Pick 10 recipes that you love and recycle them: by having a set of go-to recipes, you never have to guess. Your meals will be predictable and planned while having the variety that you need.
Reason #1 – Eventually, you will know your recipes by heart meaning that cooking will be quick and easy.
Reason #2 – You will know exactly what you need to purchase at the grocery store and where they are located meaning that shopping will be quick and easy.
Reason #3 - After a while, you will have many of the ingredients (spices, etc.) on hand and whatever you don’t have, you can buy in bulk meaning that you will spend less money on groceries.
Use simple foods/ingredients: cooking is great and will save you money. That is, if you use discretion. If you insist on making complicated 20-ingredient meals then yes, eating healthy will be expensive and time-consuming (this holds true for unhealthy eating as well). The concept of simplicity can help you in other areas of life as well.
Bonus – Make your coffee at home or drink office coffee.
Cheap and Healthy Foods
To elaborate on the concept of simple ingredients, here is a list of 7 nutrient-dense foods/ingredients that I use almost daily that don’t cost much. Make these the staple of your diet:
1) Beans and Legumes – packed with protein, iron, and vitamin B. They are also a great source of fiber.
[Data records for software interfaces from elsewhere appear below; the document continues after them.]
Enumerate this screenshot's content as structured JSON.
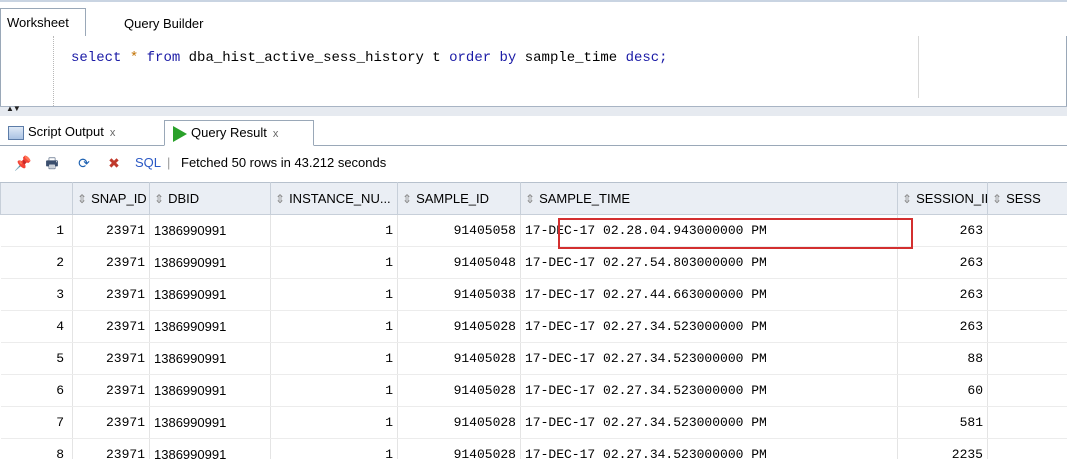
{
  "worksheet_tabs": {
    "active": "Worksheet",
    "inactive": "Query Builder"
  },
  "editor": {
    "sql_parts": [
      "select",
      "*",
      "from",
      "dba_hist_active_sess_history t",
      "order by",
      "sample_time",
      "desc;"
    ]
  },
  "result_tabs": {
    "script": {
      "label": "Script Output",
      "close": "x"
    },
    "query": {
      "label": "Query Result",
      "close": "x"
    }
  },
  "toolbar": {
    "sql_label": "SQL",
    "separator": "|",
    "status": "Fetched 50 rows in 43.212 seconds"
  },
  "grid": {
    "columns": [
      "SNAP_ID",
      "DBID",
      "INSTANCE_NU...",
      "SAMPLE_ID",
      "SAMPLE_TIME",
      "SESSION_ID",
      "SESS"
    ],
    "rows": [
      {
        "rn": "1",
        "snap_id": "23971",
        "dbid": "1386990991",
        "inst": "1",
        "sample_id": "91405058",
        "sample_time": "17-DEC-17 02.28.04.943000000 PM",
        "session_id": "263"
      },
      {
        "rn": "2",
        "snap_id": "23971",
        "dbid": "1386990991",
        "inst": "1",
        "sample_id": "91405048",
        "sample_time": "17-DEC-17 02.27.54.803000000 PM",
        "session_id": "263"
      },
      {
        "rn": "3",
        "snap_id": "23971",
        "dbid": "1386990991",
        "inst": "1",
        "sample_id": "91405038",
        "sample_time": "17-DEC-17 02.27.44.663000000 PM",
        "session_id": "263"
      },
      {
        "rn": "4",
        "snap_id": "23971",
        "dbid": "1386990991",
        "inst": "1",
        "sample_id": "91405028",
        "sample_time": "17-DEC-17 02.27.34.523000000 PM",
        "session_id": "263"
      },
      {
        "rn": "5",
        "snap_id": "23971",
        "dbid": "1386990991",
        "inst": "1",
        "sample_id": "91405028",
        "sample_time": "17-DEC-17 02.27.34.523000000 PM",
        "session_id": "88"
      },
      {
        "rn": "6",
        "snap_id": "23971",
        "dbid": "1386990991",
        "inst": "1",
        "sample_id": "91405028",
        "sample_time": "17-DEC-17 02.27.34.523000000 PM",
        "session_id": "60"
      },
      {
        "rn": "7",
        "snap_id": "23971",
        "dbid": "1386990991",
        "inst": "1",
        "sample_id": "91405028",
        "sample_time": "17-DEC-17 02.27.34.523000000 PM",
        "session_id": "581"
      },
      {
        "rn": "8",
        "snap_id": "23971",
        "dbid": "1386990991",
        "inst": "1",
        "sample_id": "91405028",
        "sample_time": "17-DEC-17 02.27.34.523000000 PM",
        "session_id": "2235"
      }
    ]
  },
  "icons": {
    "pin": "pin-icon",
    "print": "print-icon",
    "refresh": "refresh-icon",
    "delete": "delete-icon",
    "script_tab": "script-output-icon",
    "query_tab": "run-query-icon"
  },
  "colors": {
    "highlight_box": "#d32f2f",
    "keyword": "#1a1aa6",
    "pin": "#d0121b"
  }
}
They are extremely versatile and can be added to almost any dish! Can be as little as $0.75 for a can
2) Peanut Butter – loaded with healthy fats and protein (see blog on the benefits of dietary fats). It is also a great source of fiber. Just be careful, it’s addicting! Can be as little as $4.00 for a kg jar
3) Eggs – a great source of protein and healthy (good) cholesterol. Sunny-side up, poached, hard-boiled? You decide! Can be as little as $3.00 for a dozen
4) Oatmeal – a great source of fiber and protein. It also helps lower levels of bad cholesterol. This recommendation is not to be confused with the sugar-infused pre-packaged oatmeal! Can be as little as $3.00 for a kg bag
5) Kale – low in calories while being one of the most nutrient-dense foods on the planet. High in fiber, antioxidants, vitamin C – what more can you ask for? Can be as little as $1.00 for a bunch
6) Frozen Vegetables – a high concentration of nutrients and vitamins. Be sure to steam your vegetables in order to preserve as many of the nutrients as possible. Frozen vegetables are also pre-chopped or pre-cut. Nutritious and convenient! Can be as little as $3.00 for a 2kg bag
7) Seeds and Nuts – nutrient-rich and loaded with healthy fats. A bit more expensive than the other ingredients in this list but you don’t need more than a small handful at a time! Can be as little as $1.00 per 100g
8) Bonus – Canned Tuna – packed with protein, each can having 30 grams of protein. Protein can be quite expensive. But, at a dollar a can, it’s no surprise that tuna is so popular in the bodybuilding community! Can be as little as $0.79 per can
This is Your Year
No more self-loathing and self-pity. No more guilt. It’s time to take control of your life and achieve the goals that you deserve to achieve. The tools for your success have been provided! It’s your choice whether or not you use them.